Within a couple of days, the trap was inhabited. When I entered the barn, an apparently miserable young raccoon peered up at me from within the trap, surrounded by urine and feces mixed with the corn I had used as bait. I will admit that I felt sorry for the little fellow. He was obviously aware that he had made a huge mistake, and he huddled in terror against the back edge of the trap. He was not so traumatized, however, that he loaded easily into my truck. As soon as I reached for the handle at the top of the trap, he became a hissing, spitting, churning ball of claws, teeth, and fur, causing me to jump back to avoid the attack. I steeled myself against the onslaught and got the trap into my truck. The eventual release went without incident, since the raccoon wanted no more to do with me than I with him — and he could see freedom!
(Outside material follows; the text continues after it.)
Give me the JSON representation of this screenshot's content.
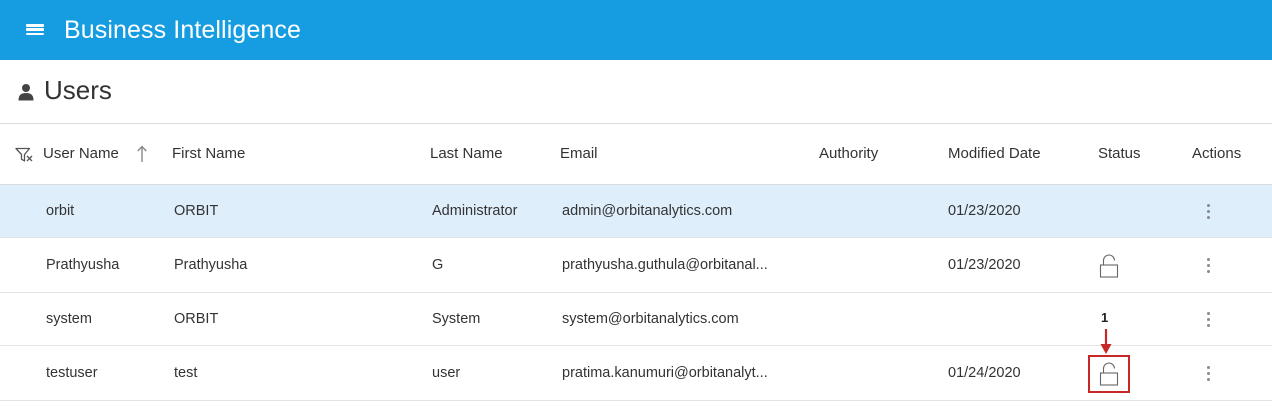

I reset the trap, which sat idly in the barn for several weeks. Then yesterday morning, not only was the trap sprung (yet empty) but the cat self-feeder in the loft was once again torn apart and thrown across the barn. The resident cats were quick to let me know that an intruder had come during the night. Whenever there is a raccoon around, they stay out of sight until I refill their dry food. They may fear that they’d have to fight the raccoon for the food, and evidently they’d rather do so in my presence and under my protection. Little do they know that I am not a raccoon fighter!
I again set our live trap for the newest raccoon and left for the night. This morning I made my way up to the barn to see whether I had caught another varmint. Unfortunately, the raccoon had eaten all the bait and had sprung the trap, but again he wasn’t inside. Since our own trap is quite old and somewhat slow to snap shut, we resorted to using the newer trap of a friend at the end of last year. This afternoon I decided it was time to purchase a new trap of our own so that we’d have a chance against the most recent wily adversary. The new trap not only springs shut quickly, but it also has an easy-to-set door and a hair trigger. Even better, it has two doors instead of one (which allows me to use one or both), and I can pick up the trap handle without fear of teeth and claws. After using the old trap for more than twenty years, I figured it was time for a technological improvement.
Who knows whether I will catch this new varmint, but at least now I have the latest and greatest weapon against him. Let the battle begin!
New Fleece Update: Skirting of our ram fleeces is finished and they will be released to our email notification list on Thursday, June 16th, most likely in the late afternoon (between 4 and 5 p.m. CDT). I will also be offering a handful of ewe fleeces at a discounted rate at that time! Stay tuned!